For example: Cut 500kcals from your daily intake (about two 20-oz bottles of soda) and increase your exercise by 300kcals per day (30-60 min of activity depending). This creates an 800kcals deficit per day. If you could do this 5 days a week you would expend an extra 4,000kcals per week. To lose a pound of fat you must burn 3,500kcals. So under this plan you should be losing at least 1 pound a week.

Some words of caution.
Food is not the enemy – load up on nutrient dense foods (foods with low calories and lots of vitamins + nutritionist). Healthy weight loss is approximently 1-2 pounds per week. It took time to put the weight on it’ll take time to take it off. Do not cut your calories too low. Less is not always more. See a nutritionist for help. Not eating enough will put your body in conserve mode. This backfires on weight loss because instead of letting go of calories your body will slow functions down to conserve calories. You won’t be getting the workouts because you are likely to be more tired and possibly more sick. This is not where you want your healthy weight loss program to be.

How to Eat Healthy While On Vacation

Eating healthy may be a challenge at home during your regular routine. So how, you ask, am I suppose to eat healthy while on vacation out of my routines? Its not as hard as you think.

First, be prepared. Plan for your needs. Be the one to bring the raw veggie plate with a healthy dip. Or bring a fresh fruit desert.

Second, eat small portions. I for one love summer BBQs and potlucks but instead of taking heaping spoonfuls of all my favorites I just take a small bite sized portion. I can always have more if I want it but keeping it off my plate usually keeps it out of my mouth.

Third, go whole food. Look for items that are as close to their natural state as possible. The less processing foods have the better for you!

Finally, follow the 80/20 rule. If 80% of your choices are healthy options the other 20 can be less than ideal. The trick is to keep this rule in action consistently over time. So don’t panic if one day is off just remember to make it up the next day.

Healthy eating starts with choices you make every meal. Don’t get discouraged and keep coming back to your goals and habits.

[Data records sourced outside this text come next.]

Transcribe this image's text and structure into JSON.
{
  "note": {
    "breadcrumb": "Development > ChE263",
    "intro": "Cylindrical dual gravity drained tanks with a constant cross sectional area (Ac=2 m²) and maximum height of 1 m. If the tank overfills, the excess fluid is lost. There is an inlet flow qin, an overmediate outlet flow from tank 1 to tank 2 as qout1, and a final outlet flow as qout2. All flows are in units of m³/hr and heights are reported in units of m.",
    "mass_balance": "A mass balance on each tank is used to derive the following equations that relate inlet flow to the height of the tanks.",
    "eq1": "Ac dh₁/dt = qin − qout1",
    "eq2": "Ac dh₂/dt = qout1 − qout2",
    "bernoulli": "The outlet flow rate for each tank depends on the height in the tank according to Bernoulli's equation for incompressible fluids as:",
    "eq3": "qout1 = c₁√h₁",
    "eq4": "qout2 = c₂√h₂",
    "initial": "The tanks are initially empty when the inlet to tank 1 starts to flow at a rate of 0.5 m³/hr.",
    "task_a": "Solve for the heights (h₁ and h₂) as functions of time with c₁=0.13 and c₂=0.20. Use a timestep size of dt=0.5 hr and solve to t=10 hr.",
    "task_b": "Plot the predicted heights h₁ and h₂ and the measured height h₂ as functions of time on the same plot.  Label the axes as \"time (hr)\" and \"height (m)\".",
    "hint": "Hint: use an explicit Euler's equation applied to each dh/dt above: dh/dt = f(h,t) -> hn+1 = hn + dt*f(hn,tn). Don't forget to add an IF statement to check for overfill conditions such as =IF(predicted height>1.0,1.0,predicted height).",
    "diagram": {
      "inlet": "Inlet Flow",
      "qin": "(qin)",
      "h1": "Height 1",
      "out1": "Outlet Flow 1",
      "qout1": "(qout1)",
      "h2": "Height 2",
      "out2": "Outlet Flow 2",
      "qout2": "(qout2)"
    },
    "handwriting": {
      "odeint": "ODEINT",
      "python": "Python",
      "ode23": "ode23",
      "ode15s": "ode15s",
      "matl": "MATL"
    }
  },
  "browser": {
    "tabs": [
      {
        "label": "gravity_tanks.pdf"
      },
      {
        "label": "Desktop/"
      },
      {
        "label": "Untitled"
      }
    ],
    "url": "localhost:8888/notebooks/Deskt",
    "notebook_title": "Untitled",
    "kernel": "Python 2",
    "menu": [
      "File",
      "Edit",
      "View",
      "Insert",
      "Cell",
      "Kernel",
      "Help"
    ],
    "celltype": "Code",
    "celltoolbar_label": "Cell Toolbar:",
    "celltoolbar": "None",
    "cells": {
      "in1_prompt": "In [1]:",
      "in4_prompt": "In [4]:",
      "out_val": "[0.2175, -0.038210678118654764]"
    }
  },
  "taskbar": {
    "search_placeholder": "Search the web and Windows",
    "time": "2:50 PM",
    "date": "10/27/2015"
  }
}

If you can make small changes that last a lifetime you are on track to reach your goals. Just remember fitness and health are daily things and keep moving forward!